The Heartland Film Festival

Where “Truly Moving Pictures” Reign

If you’ve ever considered going to a film festival, but have been worried you may find material that stretches the envelope beyond your comfort zone, - Heartland may be a great one to check out.

Held every October in Indianapolis Indiana, Heartland aspirers to "recognize and honor filmmakers whose work explores the human journey by artistically expressing hope and respect for the positive values of life."

While not all of the films honored are “family” movies, my experience has proved the festival directors really do understand what positive values in media are all about. Their selections all have exceptional messages, although some do contain content that isn’t suitable for children and teens.

However, the vast majority of movies are family-friendly, and those titles that are not appropriate for younger audiences are clearly indicated. These unique traits and features make this one of the few film festivals where you can confidently explore independent cinema without nasty content surprises.

Started in 1991, The Heartland Film Festival was inspired from the professional experience of Jeff Sparks.

"For ten years I ran a treatment center for emotionally disturbed kids,” he explains. “It was halfway through that time that I saw the media’s impact on our kids was very, very strong." Sparks also observed an alarming similarity in their entertainment tastes. "These kids with deep wounds were pulled more to the exploitive, dark, depressing, and degrading films and media."

This first hand experience with media’s powerful influence on young people led Sparks in a new direction. Drawing on his past academic studies (a degree in directing live theater), he and a friend pioneered The Harmony Project - a lab aimed at developing new "life affirming" scripts for theater and film.

The project enjoyed remarkable success, especially on stage. More than a dozen scripts played in New York Off Broadway, with one making it to the bright Broadway lights, along with a few films being broadcast on Showtime.

Needing a place to promote and showcase these and similar efforts, a film festival was born. Heartland is one of the few of such venues to offer cash awards to independent filmmakers; Their "Crystal Heart Awards" dish out $100,000 each year, including a $50,000 grand prize for the Best Dramatic Feature.

Since Heartlands inception, many small but worthy productions have received its recognition. On the list of films earning a Crystal Heart this time is Knightscove Entertainment’s warm story about a father and son racing team entitled Kart Racer [].

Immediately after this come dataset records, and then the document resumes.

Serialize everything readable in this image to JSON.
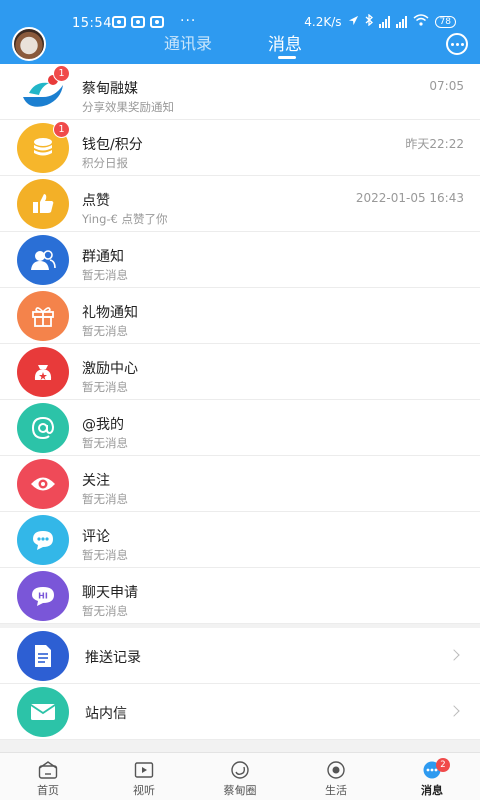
{
  "status_bar": {
    "time": "15:54",
    "dots": "···",
    "speed": "4.2K/s",
    "battery": "78"
  },
  "header": {
    "tabs": [
      {
        "label": "通讯录",
        "active": false
      },
      {
        "label": "消息",
        "active": true
      }
    ],
    "more_icon": "chat-bubble-dots-icon"
  },
  "messages": [
    {
      "title": "蔡甸融媒",
      "subtitle": "分享效果奖励通知",
      "time": "07:05",
      "badge": "1",
      "icon": "media-logo-icon"
    },
    {
      "title": "钱包/积分",
      "subtitle": "积分日报",
      "time": "昨天22:22",
      "badge": "1",
      "icon": "coins-icon"
    },
    {
      "title": "点赞",
      "subtitle": "Ying-€ 点赞了你",
      "time": "2022-01-05 16:43",
      "badge": "",
      "icon": "thumbs-up-icon"
    },
    {
      "title": "群通知",
      "subtitle": "暂无消息",
      "time": "",
      "badge": "",
      "icon": "group-icon"
    },
    {
      "title": "礼物通知",
      "subtitle": "暂无消息",
      "time": "",
      "badge": "",
      "icon": "gift-icon"
    },
    {
      "title": "激励中心",
      "subtitle": "暂无消息",
      "time": "",
      "badge": "",
      "icon": "reward-bag-icon"
    },
    {
      "title": "@我的",
      "subtitle": "暂无消息",
      "time": "",
      "badge": "",
      "icon": "at-icon"
    },
    {
      "title": "关注",
      "subtitle": "暂无消息",
      "time": "",
      "badge": "",
      "icon": "eye-icon"
    },
    {
      "title": "评论",
      "subtitle": "暂无消息",
      "time": "",
      "badge": "",
      "icon": "comment-icon"
    },
    {
      "title": "聊天申请",
      "subtitle": "暂无消息",
      "time": "",
      "badge": "",
      "icon": "hi-chat-icon"
    }
  ],
  "links": [
    {
      "title": "推送记录",
      "icon": "document-icon"
    },
    {
      "title": "站内信",
      "icon": "mail-icon"
    }
  ],
  "bottom_nav": {
    "items": [
      {
        "label": "首页",
        "icon": "home-icon"
      },
      {
        "label": "视听",
        "icon": "video-play-icon"
      },
      {
        "label": "蔡甸圈",
        "icon": "circle-logo-icon"
      },
      {
        "label": "生活",
        "icon": "life-icon"
      },
      {
        "label": "消息",
        "icon": "message-icon",
        "active": true
      }
    ],
    "message_badge": "2"
  },
  "colors": {
    "header_blue": "#2e9af0",
    "badge_red": "#f04a4a"
  }
}
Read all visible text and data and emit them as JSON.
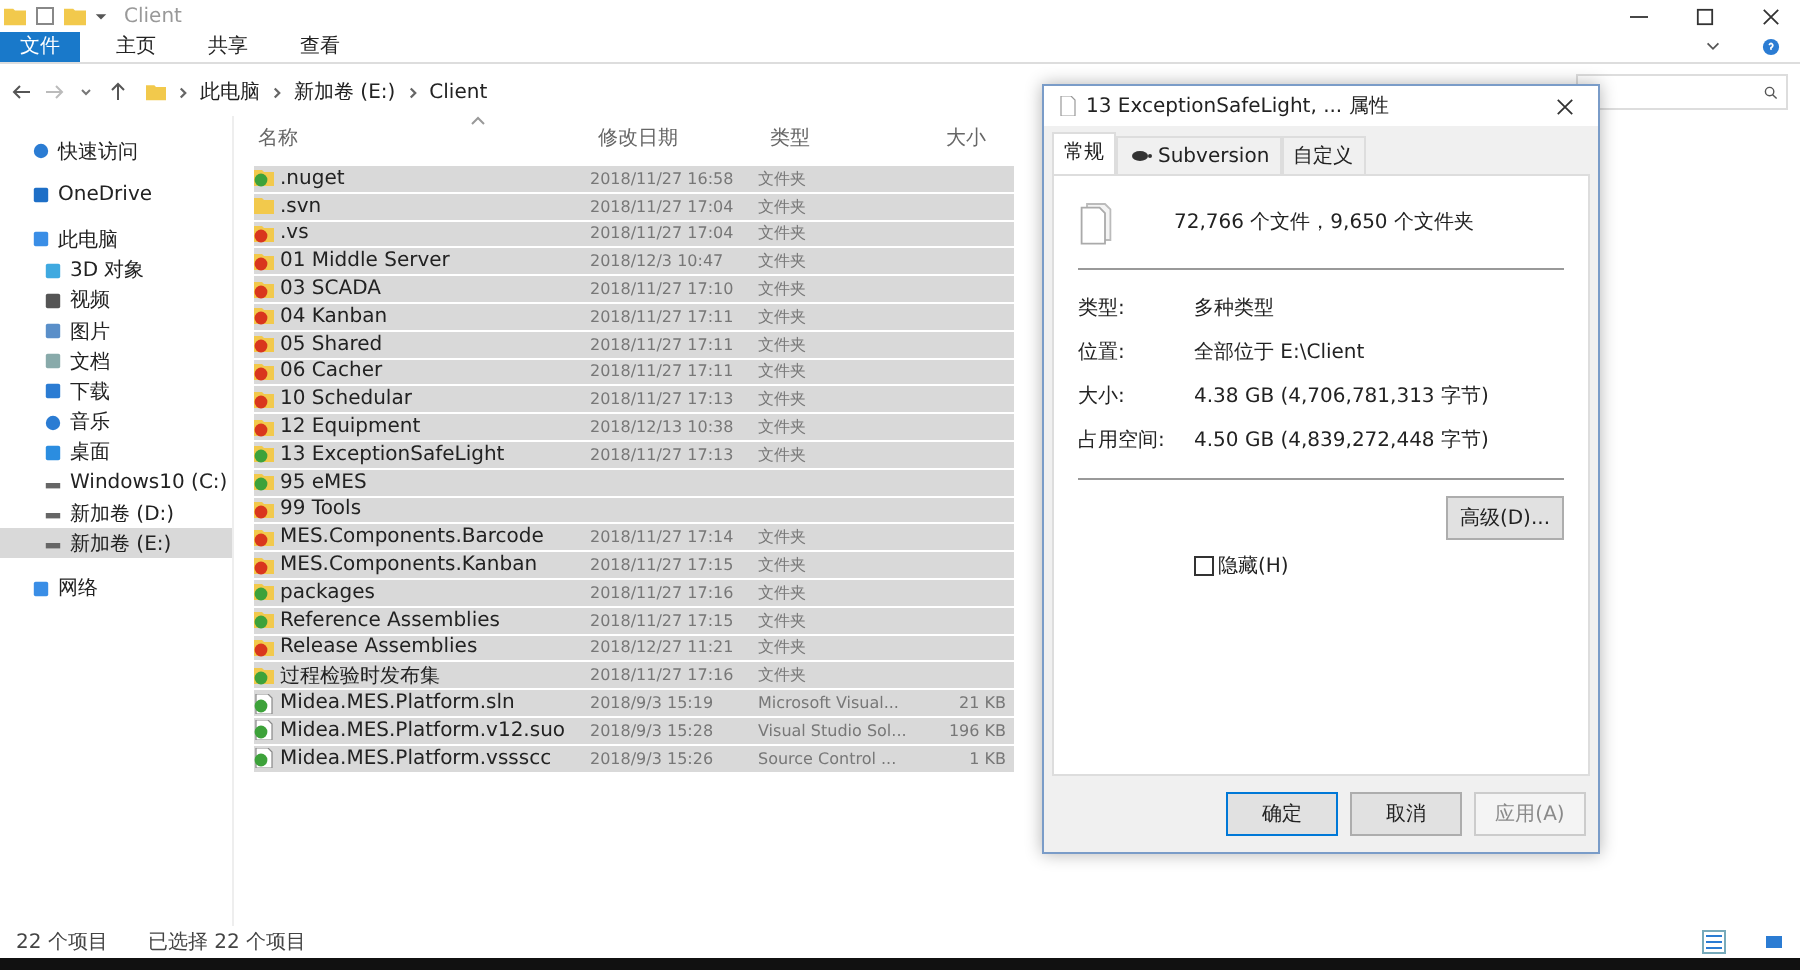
{
  "window": {
    "title": "Client"
  },
  "ribbon_tabs": [
    {
      "label": "文件",
      "selected": true
    },
    {
      "label": "主页",
      "selected": false
    },
    {
      "label": "共享",
      "selected": false
    },
    {
      "label": "查看",
      "selected": false
    }
  ],
  "breadcrumbs": [
    "此电脑",
    "新加卷 (E:)",
    "Client"
  ],
  "sidebar": {
    "items": [
      {
        "label": "快速访问",
        "kind": "star",
        "selected": false
      },
      {
        "label": "OneDrive",
        "kind": "cloud",
        "selected": false
      },
      {
        "label": "此电脑",
        "kind": "pc",
        "selected": false,
        "children": [
          {
            "label": "3D 对象",
            "kind": "cube",
            "selected": false
          },
          {
            "label": "视频",
            "kind": "video",
            "selected": false
          },
          {
            "label": "图片",
            "kind": "image",
            "selected": false
          },
          {
            "label": "文档",
            "kind": "doc",
            "selected": false
          },
          {
            "label": "下载",
            "kind": "download",
            "selected": false
          },
          {
            "label": "音乐",
            "kind": "music",
            "selected": false
          },
          {
            "label": "桌面",
            "kind": "desktop",
            "selected": false
          },
          {
            "label": "Windows10 (C:)",
            "kind": "drive",
            "selected": false
          },
          {
            "label": "新加卷 (D:)",
            "kind": "drive",
            "selected": false
          },
          {
            "label": "新加卷 (E:)",
            "kind": "drive",
            "selected": true
          }
        ]
      },
      {
        "label": "网络",
        "kind": "network",
        "selected": false
      }
    ]
  },
  "table": {
    "columns": [
      "名称",
      "修改日期",
      "类型",
      "大小"
    ],
    "rows": [
      {
        "name": ".nuget",
        "date": "2018/11/27 16:58",
        "type": "文件夹",
        "kind": "folder",
        "color": "#3da23a",
        "selected": true
      },
      {
        "name": ".svn",
        "date": "2018/11/27 17:04",
        "type": "文件夹",
        "kind": "folder",
        "selected": true
      },
      {
        "name": ".vs",
        "date": "2018/11/27 17:04",
        "type": "文件夹",
        "kind": "folder",
        "color": "#d9361d",
        "selected": true
      },
      {
        "name": "01 Middle Server",
        "date": "2018/12/3 10:47",
        "type": "文件夹",
        "kind": "folder",
        "color": "#d9361d",
        "selected": true
      },
      {
        "name": "03 SCADA",
        "date": "2018/11/27 17:10",
        "type": "文件夹",
        "kind": "folder",
        "color": "#d9361d",
        "selected": true
      },
      {
        "name": "04 Kanban",
        "date": "2018/11/27 17:11",
        "type": "文件夹",
        "kind": "folder",
        "color": "#d9361d",
        "selected": true
      },
      {
        "name": "05 Shared",
        "date": "2018/11/27 17:11",
        "type": "文件夹",
        "kind": "folder",
        "color": "#d9361d",
        "selected": true
      },
      {
        "name": "06 Cacher",
        "date": "2018/11/27 17:11",
        "type": "文件夹",
        "kind": "folder",
        "color": "#d9361d",
        "selected": true
      },
      {
        "name": "10 Schedular",
        "date": "2018/11/27 17:13",
        "type": "文件夹",
        "kind": "folder",
        "color": "#d9361d",
        "selected": true
      },
      {
        "name": "12 Equipment",
        "date": "2018/12/13 10:38",
        "type": "文件夹",
        "kind": "folder",
        "color": "#d9361d",
        "selected": true
      },
      {
        "name": "13 ExceptionSafeLight",
        "date": "2018/11/27 17:13",
        "type": "文件夹",
        "kind": "folder",
        "color": "#3da23a",
        "selected": true
      },
      {
        "name": "95 eMES",
        "kind": "folder",
        "color": "#3da23a",
        "selected": true
      },
      {
        "name": "99 Tools",
        "kind": "folder",
        "color": "#d9361d",
        "selected": true
      },
      {
        "name": "MES.Components.Barcode",
        "date": "2018/11/27 17:14",
        "type": "文件夹",
        "kind": "folder",
        "color": "#d9361d",
        "selected": true
      },
      {
        "name": "MES.Components.Kanban",
        "date": "2018/11/27 17:15",
        "type": "文件夹",
        "kind": "folder",
        "color": "#d9361d",
        "selected": true
      },
      {
        "name": "packages",
        "date": "2018/11/27 17:16",
        "type": "文件夹",
        "kind": "folder",
        "color": "#3da23a",
        "selected": true
      },
      {
        "name": "Reference Assemblies",
        "date": "2018/11/27 17:15",
        "type": "文件夹",
        "kind": "folder",
        "color": "#3da23a",
        "selected": true
      },
      {
        "name": "Release Assemblies",
        "date": "2018/12/27 11:21",
        "type": "文件夹",
        "kind": "folder",
        "color": "#d9361d",
        "selected": true
      },
      {
        "name": "过程检验时发布集",
        "date": "2018/11/27 17:16",
        "type": "文件夹",
        "kind": "folder",
        "color": "#3da23a",
        "selected": true
      },
      {
        "name": "Midea.MES.Platform.sln",
        "date": "2018/9/3 15:19",
        "type": "Microsoft Visual...",
        "size": "21 KB",
        "kind": "file",
        "color": "#3da23a",
        "selected": true
      },
      {
        "name": "Midea.MES.Platform.v12.suo",
        "date": "2018/9/3 15:28",
        "type": "Visual Studio Sol...",
        "size": "196 KB",
        "kind": "file",
        "color": "#3da23a",
        "selected": true
      },
      {
        "name": "Midea.MES.Platform.vssscc",
        "date": "2018/9/3 15:26",
        "type": "Source Control ...",
        "size": "1 KB",
        "kind": "file",
        "color": "#3da23a",
        "selected": true
      }
    ]
  },
  "status_bar": {
    "count": "22 个项目",
    "selection": "已选择 22 个项目"
  },
  "dialog": {
    "title": "13 ExceptionSafeLight, ... 属性",
    "tabs": [
      {
        "label": "常规",
        "selected": true,
        "kind": "plain"
      },
      {
        "label": "Subversion",
        "selected": false,
        "kind": "svn"
      },
      {
        "label": "自定义",
        "selected": false,
        "kind": "plain"
      }
    ],
    "summary": "72,766 个文件，9,650 个文件夹",
    "properties": [
      {
        "label": "类型:",
        "value": "多种类型"
      },
      {
        "label": "位置:",
        "value": "全部位于 E:\\Client"
      },
      {
        "label": "大小:",
        "value": "4.38 GB (4,706,781,313 字节)"
      },
      {
        "label": "占用空间:",
        "value": "4.50 GB (4,839,272,448 字节)"
      }
    ],
    "advanced_button": "高级(D)...",
    "hidden_checkbox": {
      "label": "隐藏(H)",
      "checked": false
    },
    "buttons": [
      {
        "label": "确定",
        "kind": "default",
        "disabled": false
      },
      {
        "label": "取消",
        "kind": "normal",
        "disabled": false
      },
      {
        "label": "应用(A)",
        "kind": "normal",
        "disabled": true
      }
    ]
  }
}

Beginning in 2000, Heartland adopted an "Award of Excellence For Truly Moving Pictures" to honor mainstream theatrically released movies. Remember the Titans [] was the first recipient. In 2001, Hearts In Atlantis [], The Princess Diaries [] and Finding Forrester [] were also presented with this award. Other recipients include The Rookie [], Jonah: A VeggieTale Movie [], Tuck Everlasting [], and the Emperor’s Club [].
Secondhand Lions []

Aside from the many films that will be available for viewing throughout the week, Heartland will also host special galas and premieres to provide an inside look at the industry and give audiences a chance to interact with filmmakers.

The festivals’ crowning moment is the Crystal Heart Awards Program, where the filmmakers are honored.

So, if you’re hankering for a film festival experience, you’ll probably have a “truly moving” experience at Heartland.

If getting to Indianapolis isn’t a possibility, many of Heartland’s “Award of Excellence” titles are available at video stores. The independent titles may be a little harder to find, but Heartland is beginning to distribute some on DVD. Look for Best Man In Grass Creek [], Diary of a City Priest [], and The Basket [].

More details about the movies mentioned in this post…